Scan the records below for the string "JSON" and return every line where it appears.

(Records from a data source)

━━━━━━━━━━━━━━━━━━━━━━━━━━━━━━

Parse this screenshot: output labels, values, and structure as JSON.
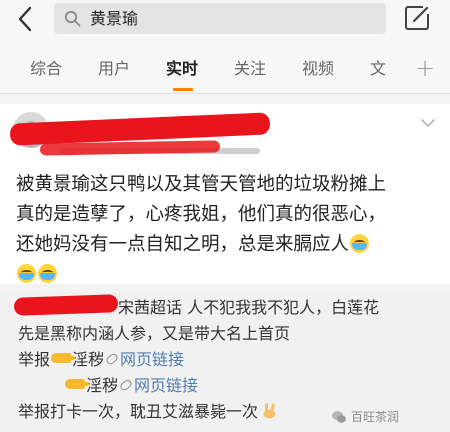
{
  "search": {
    "query": "黄景瑜"
  },
  "tabs": [
    {
      "label": "综合",
      "active": false
    },
    {
      "label": "用户",
      "active": false
    },
    {
      "label": "实时",
      "active": true
    },
    {
      "label": "关注",
      "active": false
    },
    {
      "label": "视频",
      "active": false
    },
    {
      "label": "文",
      "active": false
    }
  ],
  "post": {
    "lines": [
      "被黄景瑜这只鸭以及其管天管地的垃圾粉摊上",
      "真的是造孽了，心疼我姐，他们真的很恶心，",
      "还她妈没有一点自知之明，总是来膈应人"
    ],
    "emoji": "crying-face"
  },
  "comment": {
    "line1": "宋茜超话 人不犯我我不犯人，白莲花",
    "line2": "先是黑称内涵人参，又是带大名上首页",
    "report_label": "举报",
    "tag": "淫秽",
    "link_text": "网页链接",
    "line5": "举报打卡一次，耽丑艾滋暴毙一次"
  },
  "watermark": {
    "text": "百旺茶润"
  },
  "colors": {
    "accent": "#ff8200",
    "link": "#507daf",
    "redaction": "#e8161c"
  }
}
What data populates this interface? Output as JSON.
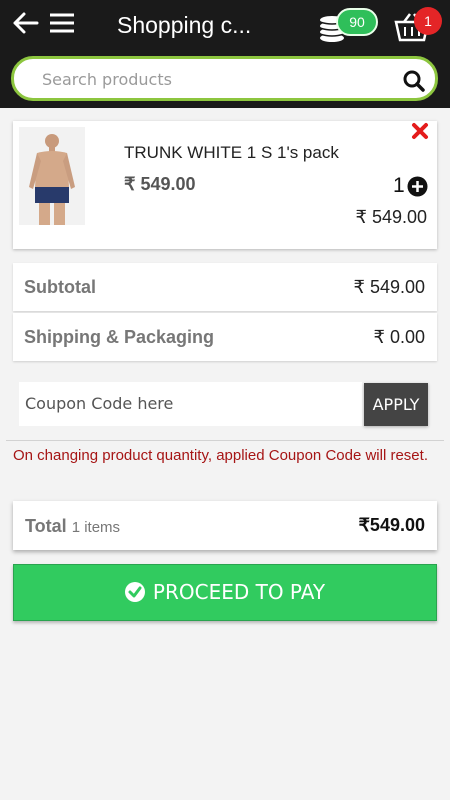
{
  "header": {
    "title": "Shopping c...",
    "coins_count": "90",
    "cart_count": "1",
    "colors": {
      "bar": "#1a1a1a",
      "coins_badge": "#2fbf5a",
      "cart_badge": "#e42527"
    }
  },
  "search": {
    "placeholder": "Search products",
    "accent": "#8dc63f"
  },
  "cart_item": {
    "name": "TRUNK WHITE 1 S 1's pack",
    "price": "₹ 549.00",
    "quantity": "1",
    "line_total": "₹ 549.00",
    "image_icon": "product-photo"
  },
  "summary": {
    "subtotal_label": "Subtotal",
    "subtotal_value": "₹ 549.00",
    "shipping_label": "Shipping & Packaging",
    "shipping_value": "₹ 0.00"
  },
  "coupon": {
    "placeholder": "Coupon Code here",
    "apply_label": "APPLY",
    "notice": "On changing product quantity, applied Coupon Code will reset."
  },
  "total": {
    "label": "Total",
    "items": "1 items",
    "value": "₹549.00"
  },
  "pay_button": {
    "label": "PROCEED TO PAY",
    "color": "#31cb5f"
  }
}
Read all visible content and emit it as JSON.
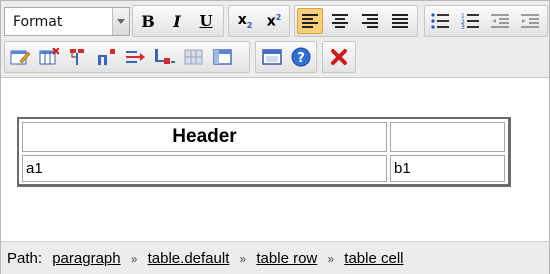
{
  "toolbar": {
    "format_label": "Format",
    "bold": "B",
    "italic": "I",
    "underline": "U",
    "subscript": "x",
    "subscript_mark": "2",
    "superscript": "x",
    "superscript_mark": "2"
  },
  "editor": {
    "table": {
      "header": [
        "Header",
        ""
      ],
      "rows": [
        [
          "a1",
          "b1"
        ]
      ]
    }
  },
  "status": {
    "path_label": "Path:",
    "crumbs": [
      "paragraph",
      "table.default",
      "table row",
      "table cell"
    ],
    "separator": "»"
  },
  "colors": {
    "toolbar_bg": "#ececec",
    "active_bg": "#f9cf7c",
    "accent_blue": "#2a56c6",
    "delete_red": "#cc1b1b"
  }
}
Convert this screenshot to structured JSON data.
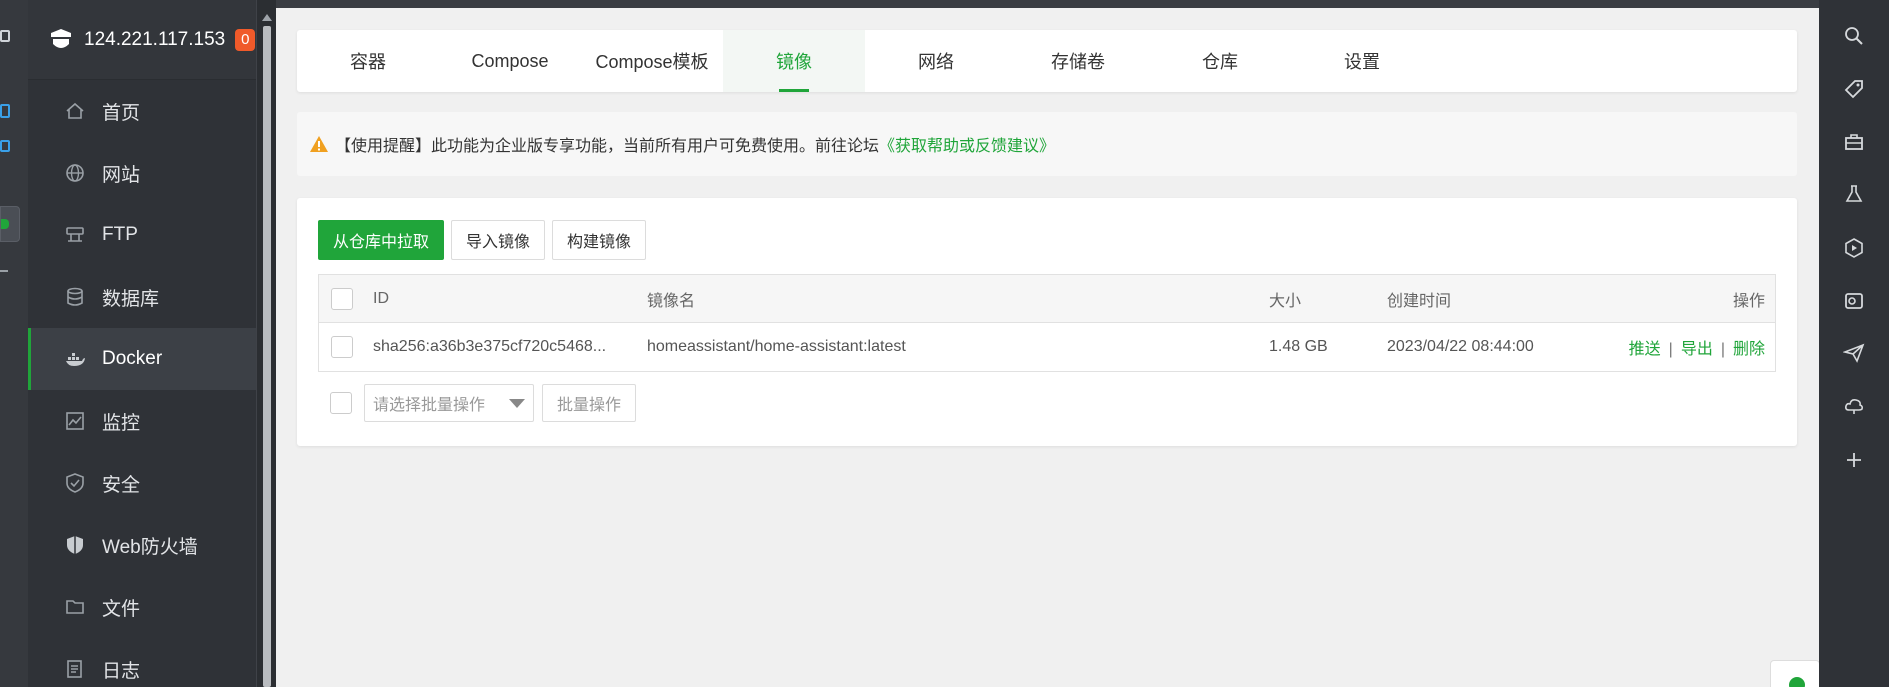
{
  "sidebar": {
    "host": "124.221.117.153",
    "badge": "0",
    "items": [
      {
        "label": "首页",
        "icon": "home-icon"
      },
      {
        "label": "网站",
        "icon": "globe-icon"
      },
      {
        "label": "FTP",
        "icon": "ftp-icon"
      },
      {
        "label": "数据库",
        "icon": "database-icon"
      },
      {
        "label": "Docker",
        "icon": "docker-icon"
      },
      {
        "label": "监控",
        "icon": "monitor-icon"
      },
      {
        "label": "安全",
        "icon": "shield-icon"
      },
      {
        "label": "Web防火墙",
        "icon": "firewall-icon"
      },
      {
        "label": "文件",
        "icon": "folder-icon"
      },
      {
        "label": "日志",
        "icon": "log-icon"
      }
    ],
    "active_index": 4
  },
  "tabs": [
    "容器",
    "Compose",
    "Compose模板",
    "镜像",
    "网络",
    "存储卷",
    "仓库",
    "设置"
  ],
  "active_tab": "镜像",
  "notice": {
    "text": "【使用提醒】此功能为企业版专享功能，当前所有用户可免费使用。前往论坛",
    "link": "《获取帮助或反馈建议》"
  },
  "actions": {
    "pull": "从仓库中拉取",
    "import": "导入镜像",
    "build": "构建镜像"
  },
  "table": {
    "headers": {
      "id": "ID",
      "name": "镜像名",
      "size": "大小",
      "time": "创建时间",
      "ops": "操作"
    },
    "rows": [
      {
        "id": "sha256:a36b3e375cf720c5468...",
        "name": "homeassistant/home-assistant:latest",
        "size": "1.48 GB",
        "time": "2023/04/22 08:44:00",
        "ops": [
          "推送",
          "导出",
          "删除"
        ],
        "sep": "|"
      }
    ]
  },
  "batch": {
    "placeholder": "请选择批量操作",
    "button": "批量操作"
  },
  "colors": {
    "accent": "#20a53a",
    "badge": "#f05a2a",
    "warning": "#f0a020"
  }
}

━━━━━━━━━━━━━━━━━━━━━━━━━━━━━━

* SOLUTION TO THE PROBLEM:
Parse this screenshot: output labels, values, and structure as JSON.
What data populates this interface? Output as JSON.
Read all visible content and emit it as JSON.
Convert this screenshot to structured JSON data.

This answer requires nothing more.